From Pastor Ben Vineyard
This is my first Reformation as a pastor and it’s a big one: the 500th anniversary of Luther posting the 95 Theses in Wittenberg. Now I’m a pastor in this great tradition. Special 500th anniversary stoles were even donated to the seminary to be given out to pastors receiving their first call in 2017. I timed this just right!
There’s much to celebrate with this 500-year milestone. Luther began the process of clarifying the faith, returning the church to what had been rightly taught in the past but clouded in his present. Luther and his companions recalled and proclaimed the ancient faith, that God’s grace in Jesus is pro me, for me (and for you!). God’s saving work is done extra nos, outside of us, something God accomplishes in Jesus and declares to you and me!
Hearts were being liberated and returned to proper alignment with God, trusting not in what could be done, trusting not even in how much faith one had, but rather trusting alone in what God said about them: “On account of Jesus who died and rose, your sin is forgiven. You are forever my beloved child sealed to me in baptism. I will nurture you in a new life of trust, providing you a meal for your strengthening and a community for your journey. Be filled with my Spirit to walk a new journey.”
This is great news indeed! Forever good news! And it is forever the heart of Christian faith, that by Christ alone we receive God’s grace. It alone grafts us into life with God. We trust these words said to us and about us by God our Father, that we are chosen, forgiven, and loved. These things we proclaim and meditate on as they come from Scripture alone. Here we stand; we can really do no other.
These things will swirl in my mind as we celebrate Reformation this year. One other thing will too, a recent learning from the seminary. I cherish the idea that “Protestant” doesn’t really capture the essence of Lutheranism. Luther did not split from the Roman Catholic church. He declared what Rome once believed yet had then clouded. His desire was to see the church unified and focused on Christ and the gifts of God once again.
We are not protesting.

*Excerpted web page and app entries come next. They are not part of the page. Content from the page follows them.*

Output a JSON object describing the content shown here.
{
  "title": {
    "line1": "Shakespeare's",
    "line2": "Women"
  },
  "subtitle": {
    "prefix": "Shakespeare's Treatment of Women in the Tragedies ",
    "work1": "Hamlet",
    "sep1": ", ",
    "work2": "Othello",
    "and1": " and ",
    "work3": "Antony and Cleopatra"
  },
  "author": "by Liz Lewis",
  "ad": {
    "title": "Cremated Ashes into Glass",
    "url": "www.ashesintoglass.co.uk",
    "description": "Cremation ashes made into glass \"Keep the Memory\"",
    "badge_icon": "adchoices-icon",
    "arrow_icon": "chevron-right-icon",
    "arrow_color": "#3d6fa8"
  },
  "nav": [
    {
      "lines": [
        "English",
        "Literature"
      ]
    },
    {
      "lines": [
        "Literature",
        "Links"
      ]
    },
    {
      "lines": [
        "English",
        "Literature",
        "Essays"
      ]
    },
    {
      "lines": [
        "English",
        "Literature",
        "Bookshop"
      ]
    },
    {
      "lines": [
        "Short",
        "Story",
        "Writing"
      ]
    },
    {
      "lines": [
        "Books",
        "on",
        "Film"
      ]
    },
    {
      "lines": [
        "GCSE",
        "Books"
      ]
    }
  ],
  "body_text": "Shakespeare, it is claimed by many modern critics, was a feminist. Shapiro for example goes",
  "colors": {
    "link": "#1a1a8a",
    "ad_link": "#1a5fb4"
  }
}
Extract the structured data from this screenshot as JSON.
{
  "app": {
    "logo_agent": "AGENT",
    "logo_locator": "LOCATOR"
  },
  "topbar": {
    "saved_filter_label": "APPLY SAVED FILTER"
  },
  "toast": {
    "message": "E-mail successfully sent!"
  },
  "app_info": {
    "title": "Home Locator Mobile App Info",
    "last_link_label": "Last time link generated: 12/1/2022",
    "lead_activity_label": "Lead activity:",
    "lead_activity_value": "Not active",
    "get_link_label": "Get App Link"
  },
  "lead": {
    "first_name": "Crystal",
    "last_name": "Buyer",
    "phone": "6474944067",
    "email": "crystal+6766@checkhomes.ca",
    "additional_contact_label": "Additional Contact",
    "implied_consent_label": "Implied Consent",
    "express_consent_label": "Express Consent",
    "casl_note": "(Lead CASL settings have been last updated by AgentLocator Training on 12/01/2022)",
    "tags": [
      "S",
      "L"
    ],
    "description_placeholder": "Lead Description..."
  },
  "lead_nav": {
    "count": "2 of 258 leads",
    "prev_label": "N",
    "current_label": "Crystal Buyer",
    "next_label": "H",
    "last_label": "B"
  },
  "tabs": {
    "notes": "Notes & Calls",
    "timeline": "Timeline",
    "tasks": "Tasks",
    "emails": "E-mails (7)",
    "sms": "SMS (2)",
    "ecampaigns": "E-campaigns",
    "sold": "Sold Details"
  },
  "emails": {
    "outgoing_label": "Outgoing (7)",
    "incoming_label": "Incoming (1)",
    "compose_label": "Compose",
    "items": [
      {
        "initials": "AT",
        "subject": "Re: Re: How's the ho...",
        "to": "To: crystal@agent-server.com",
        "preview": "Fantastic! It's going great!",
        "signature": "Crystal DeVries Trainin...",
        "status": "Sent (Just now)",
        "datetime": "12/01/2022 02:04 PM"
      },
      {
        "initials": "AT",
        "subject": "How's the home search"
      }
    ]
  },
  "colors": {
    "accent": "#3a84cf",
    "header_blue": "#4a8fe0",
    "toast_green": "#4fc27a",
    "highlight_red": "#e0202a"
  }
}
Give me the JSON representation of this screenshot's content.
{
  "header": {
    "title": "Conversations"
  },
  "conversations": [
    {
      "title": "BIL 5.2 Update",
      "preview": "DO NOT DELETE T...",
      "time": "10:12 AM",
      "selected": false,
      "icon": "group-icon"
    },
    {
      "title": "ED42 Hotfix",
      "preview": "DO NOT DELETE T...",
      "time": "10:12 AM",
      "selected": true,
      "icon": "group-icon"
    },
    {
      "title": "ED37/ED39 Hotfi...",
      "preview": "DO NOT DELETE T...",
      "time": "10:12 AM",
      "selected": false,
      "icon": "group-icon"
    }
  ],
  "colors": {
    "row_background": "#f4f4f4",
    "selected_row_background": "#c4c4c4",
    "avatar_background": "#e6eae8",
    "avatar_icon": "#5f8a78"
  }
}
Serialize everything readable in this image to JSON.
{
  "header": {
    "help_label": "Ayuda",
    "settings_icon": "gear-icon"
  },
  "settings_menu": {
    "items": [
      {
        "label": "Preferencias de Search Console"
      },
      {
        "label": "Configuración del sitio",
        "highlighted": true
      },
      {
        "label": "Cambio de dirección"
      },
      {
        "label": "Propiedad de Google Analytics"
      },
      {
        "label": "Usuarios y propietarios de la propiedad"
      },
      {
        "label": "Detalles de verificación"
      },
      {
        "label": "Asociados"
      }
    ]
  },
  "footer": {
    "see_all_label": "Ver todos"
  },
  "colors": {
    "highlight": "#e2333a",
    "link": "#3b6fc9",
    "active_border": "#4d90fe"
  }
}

We are being and we are trusting what God says about us and the world around us. We are the church and you’ll find pleasantly revealed in the Augsburg Confession a regula fide, a regular or normal content of faith that’s always been taught in the true, universal (small “c”) catholic church. The Augsburg Confession speaks back to God and the people what the Scriptures have faithfully presented since God inspired their writing.
The most beautiful thing about this is that we LCMS Lutherans are not the only ones. We are not alone. While the Augsburg Confession is a fantastic confession (a speaking back to God what God has first spoken), having the AC in your back pocket does you little good unless your heart is bent to trust in Him of whom it speaks. The Confession echoes the Bible and the Bible echoes Jesus. Christ crucified. Christ risen. Christ reigning. Christ coming again. All for me, for you, for all Christians who trust in Jesus the Christ. We trust what is said about Jesus and said about us. We stand firm. We can do no other.
Yes, we stand, filled with conviction. Our hearts release pride in having the answers and are filled with compassion and peace. Trusting all the more in what God says about us, we begin to trust his call to follow him, to be disciples, to be a people who declare the Word of God in our neighborhoods and a few corners of the globe. We declare in word and action, voice and silence, story and song. We declare. We approach the world. We are filled with the peace of Christ which surpasses anything we can understand. And we move, filled with grace, trusting God who says, “You are my beloved child…”
To nurture this process and journey in our church, Pastor Mark, Pastor Phil and Rebeka Cook, Jenny and me (Pastor Ben Vineyard), and Al and Julie von der Linden have started learning a specific rhythm that can be repeated over and over again to help people become closer followers of Christ and join with others to be a people on mission.
We were just in Omaha learning more about this through an LCMS organization called Pastoral Leadership Institute(PLI) – Discipleship to Missional Community (D2MC). The time in Omaha helped us recognize that the transition to becoming a discipling leader begins personally. We had the opportunity to see it, study it and experience a life integrated in discipling as they prepare to lead.
This formation process will continue for us. We’ll keep learning and you’ll keep seeing the fruit of it at Trinity. We want to all the more participate in your growth as Christians, to provide relationships and leaders who invite you and challenge you in the trusting walk of faith. We want to get better and better at this that the world around us may hear the Good Word of Jesus spoken to them and about them, that God loves all in Jesus, that God grants new life to all through forgiveness and grace.
Be filled with everlasting hope that your hearts may abound in the peace of Christ our Lord. Amen.